Advertisement - Continue Reading Below

Color Gamut

The S60 tested with a highly accurate rec. 709 color gamut.

Like a handful of Panasonic's 2012 plasmas, the P60S60 tested with an almost perfect color gamut. A television's color gamut is a visual representation of the 16 million colors it can produce, measured against the international ideal for HDTV color accuracy (rec. 709). The S60's peak red, green, blue, and white were almost perfectly matched to the rec. 709 ideal: Differentiations between the tested gamut and the ideal gamut were not extreme enough to be detected by the naked human eye.
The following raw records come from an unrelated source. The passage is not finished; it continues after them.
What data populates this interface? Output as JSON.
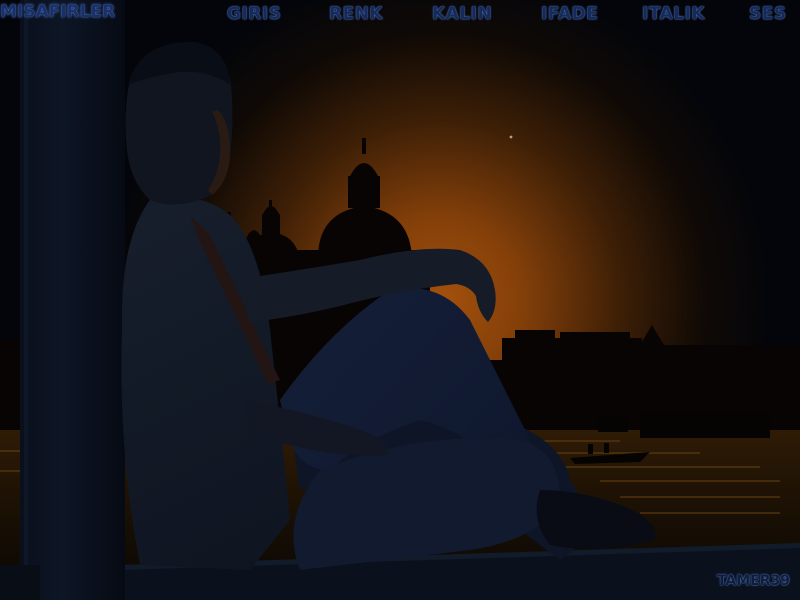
{
  "header": {
    "site_label": "MISAFIRLER"
  },
  "menu": {
    "items": [
      {
        "label": "GIRIS"
      },
      {
        "label": "RENK"
      },
      {
        "label": "KALIN"
      },
      {
        "label": "IFADE"
      },
      {
        "label": "ITALIK"
      },
      {
        "label": "SES"
      }
    ]
  },
  "footer": {
    "signature": "TAMER39"
  },
  "colors": {
    "menu_text": "#152a5c",
    "menu_glow": "#6d8fd0",
    "sky_glow": "#b3540c",
    "background": "#05070d"
  }
}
This is, naturally, a great result.

Black Level

The S60's black level crushed the high-end competition.

The Panasonic Viera TC-P60S60 tested with a black level of 0.01 cd/m2. Black level is an important factor in creating contrast within images, rendering realistic shadow detail within shades and colors, and maintaining panel integrity for a television: The S60's black level was the most impressive we've seen in months.

The P60S60 tested with deeper blacks than Samsung's flagship plasma from 2012 (our best of year, the E8000), Panasonic's own flagship plasma (the VT50) from last year, and Sony's 2012 flagship LCD (the HX950). Needless to say, this is very impressive, especially when you consider that those televisions cost between two and four times as much as the 60-inch S60.

The S60's total, natural contrast ratio is over 9000:1, which is absolutely huge for a lower-end TV with no extra processing or dynamic settings active.

Other Tests

Viewing angle, color temperature, color curves, and greyscale gamma

The S60's motion results and horizontal viewing angle were both quite good, which is usually the case with plasmas. Likewise, this TV consumes a lot of power: You'll be paying about $40 a year for it if you watch it every day.

Our editors review and recommend products to help you buy the stuff you need. If you make a purchase by clicking one of our links, we may earn a small share of the revenue. Our picks and opinions are independent from any business incentives.
Our editors review and recommend products to help you buy the stuff you need. If you make a purchase by clicking one of our links, we may earn a small share of the revenue. Our picks and opinions are independent from any business incentives.
Advertisement - Continue Reading Below
Our editors review and recommend products to help you buy the stuff you need. If you make a purchase by clicking one of our links, we may earn a small share of the revenue. Our picks and opinions are independent from any business incentives.

What's Your Take?

All Comments